(Oops. Fixed a typo in the title. This is Part 16.)
This post provides an update on the progress of the evolution of the 2014/15 El Niño (assuming there will be one) with data through the end of August 2014. The post is similar in layout to the past updates: May, June, July and August. The post includes 3 large gif animations and 15 illustrations so the post might take a few moments to load on your browser. Please click on the illustrations and animations to enlarge them.
Plus Obama’s Name-and-Shame Deal in a Different Light
Climate Porn is the title of a February 21, 2007 article in Cosmos Magazine authored by Tom Lowe. He writes:
By doing what they do best, the media have taken hold of the climate change debate and placed it firmly in the public and political psyche. However, its predominantly gloomy spin does not appear to have had a significant affect on our day-to-day behaviour; for the majority of people it’s business as usual.
The alarming way in which climate change is presented to the public was referred to recently by a leading U.K. think-tank as ‘climate porn’. It has been described as unreliable at best and counter-productive at worst.
There are a number of papers on the counterproductive effects of promoting climate-related agendas with climate porn. Continue reading
The supposed impact of global warming on the Gulf of Maine over the past decade has hit a multitude of media outlets. Example: take Weather.com’s article Global Warming Is Changing the Gulf of Maine, Imperiling Its Lobster, Fish Catch. According to the article, Gulf of Maine temperatures were marching along with the global average from 1982 to 2004, but then over the past decade, starting in 2004, the Gulf of Maine began warming at a rate that was 10 times faster than the previous rate.
So let’s take a look at the sea surface temperature data for the Gulf of Maine, and see what story they have to tell.
Preliminary Note: An “alarmism warning” indicates alarmism is imminent. On the other hand, an “alarmism watch” indicates alarmism might occur, but that’s all the time.
We’re not just talking a record high for the month of August…we’re talking a record high for any month during the satellite era. I suspect our alarmist friends will be making all sorts of claims about attribution even though climate models still almost double the observed rate of ocean surface warming during the satellite era.
Judith Curry and Gavin Schmidt are arguing once again about how much of the global warming we’ve experienced since 1950 is attributable to human-induced global warming. Judith’s argument was presented in her post The 50-50 argument at ClimateEtc (where this morning there were more than 700 comments…wow…so that thread may take a few moments to download.) Gavin’s response can be found at the RealClimate post IPCC attribution statements redux: A response to Judith Curry.
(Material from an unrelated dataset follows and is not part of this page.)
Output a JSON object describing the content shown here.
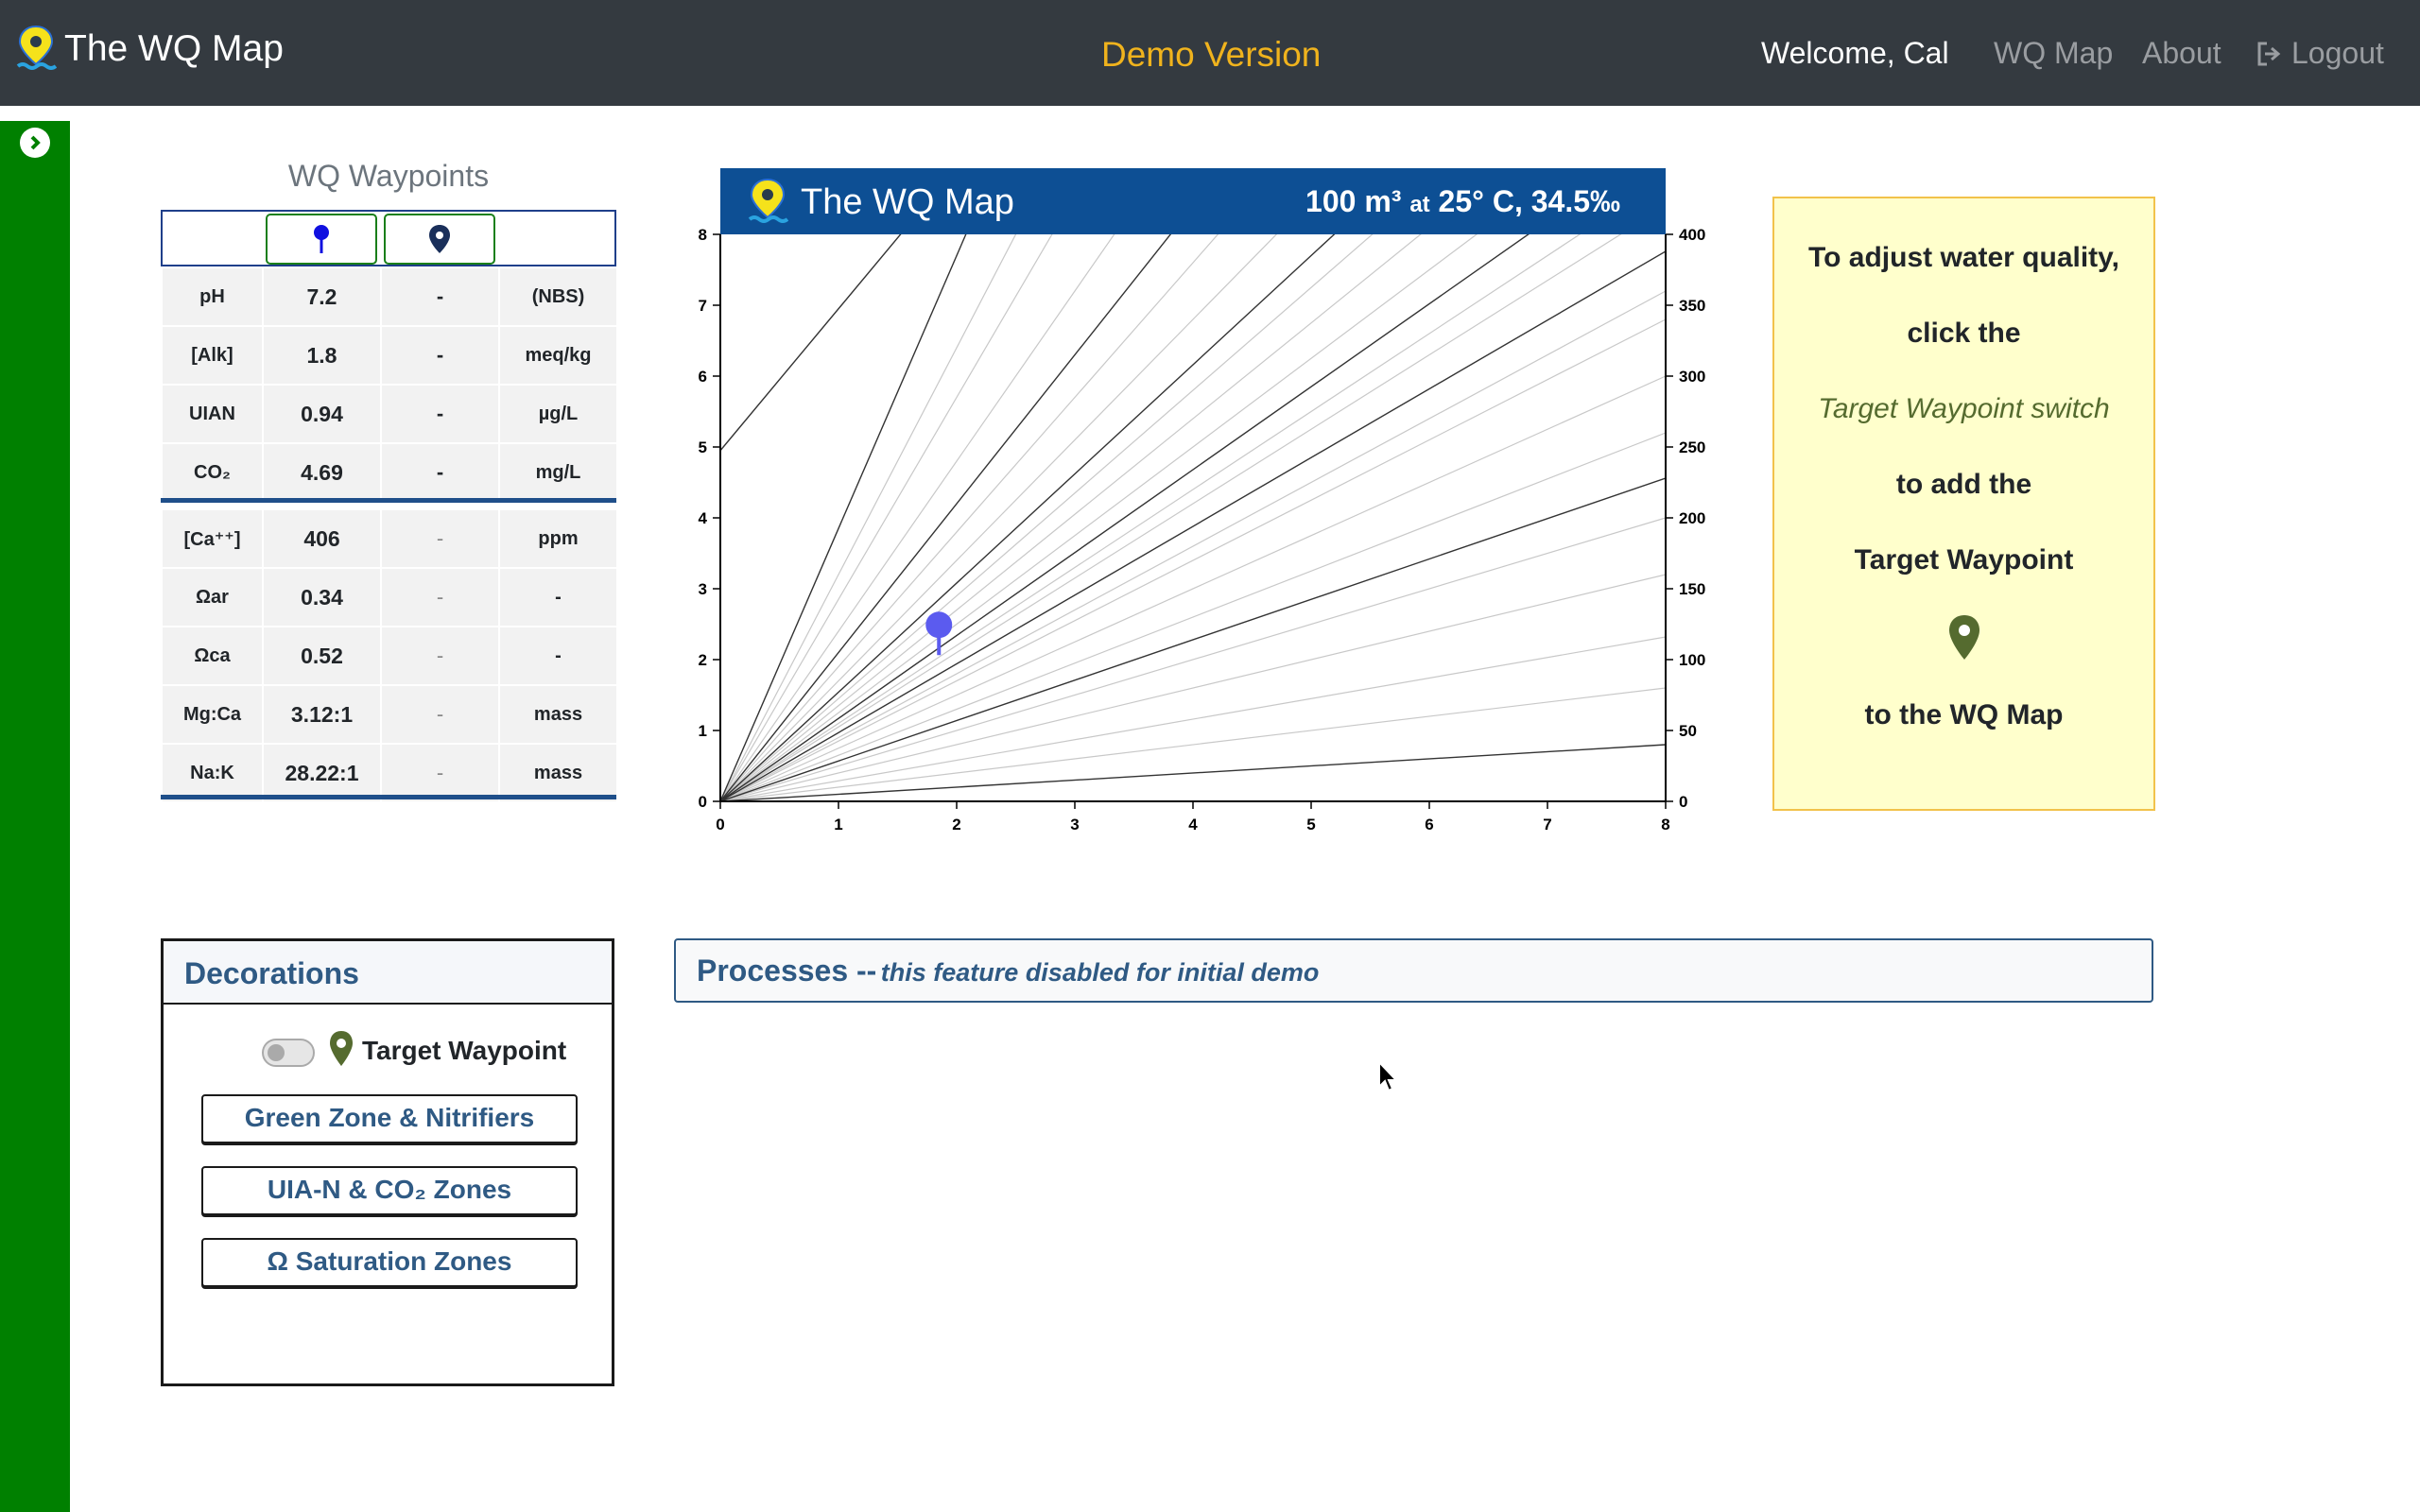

Richard Betts heads the Climate Impacts area of the UK Met Office. The first bullet point on his webpage under areas of expertise describes his work as a climate modeler. He was one of the lead authors of the IPCC’s 5th Assessment Report (WG2). On a recent thread at Andrew Montford’s BishopHill blog, Dr. Betts left a remarkable comment that downplayed the importance of climate models.
The peak of the Atlantic Hurricane season is rapidly approaching. See the NOAA Hurricane Climatology graph to the right. (Give it a click for a full-sized version.) Hurricane frequency tends to peak in mid-September.
In the May 2014 post Hurricane Development Region Sea Surface Temperature Anomalies as We Start the 2014 Season, we presented sea surface temperature anomalies for the Main Development Region (10N-20N, 80W-20W) and for the Gulf of Mexico (21N-31N, 98W-81W) in 3 formats: (1) monthly long-term (1854 to present), (2) monthly satellite-era (1981 to present) and (3) weekly satellite-era (1990 to present). In this post, we’ll only update the weekly data, and we’ll add the data for the Caribbean (10N-20N, 84W-60W) and the Extratropical Eastern Coastal Waters of the United States (24N-40N, 80W-70W). (A map showing where those regions are located is included as the final illustration.)
Numerous scientific papers have reported the hiatus in global surface warming will end with the next El Niño event. But according to a new paper by Chen and Tung published today online in ScienceMag (link to paper follows), that’s not going to happen because the multidecadal variations in ocean heat sequestration at depth in the Atlantic and Southern Oceans will suppress surface warming for a decade or two more. Additionally, unlike many other papers of its kind, Chen and Tung (2014) indicate a lessening in ocean heat sequestration to depth (the reverse of what we’re seeing now) was responsible for the accelerated warming during the latter part of the 20th Century.
Looking at Chen and Tung (2014) in a different light, they went looking for Trenberth’s missing heat, and, not surprisingly, they found it in the same ocean heat content reanalysis (ECMWF ORAS-4) used in Balmaseda et al. (2013), which Trenberth co-authored.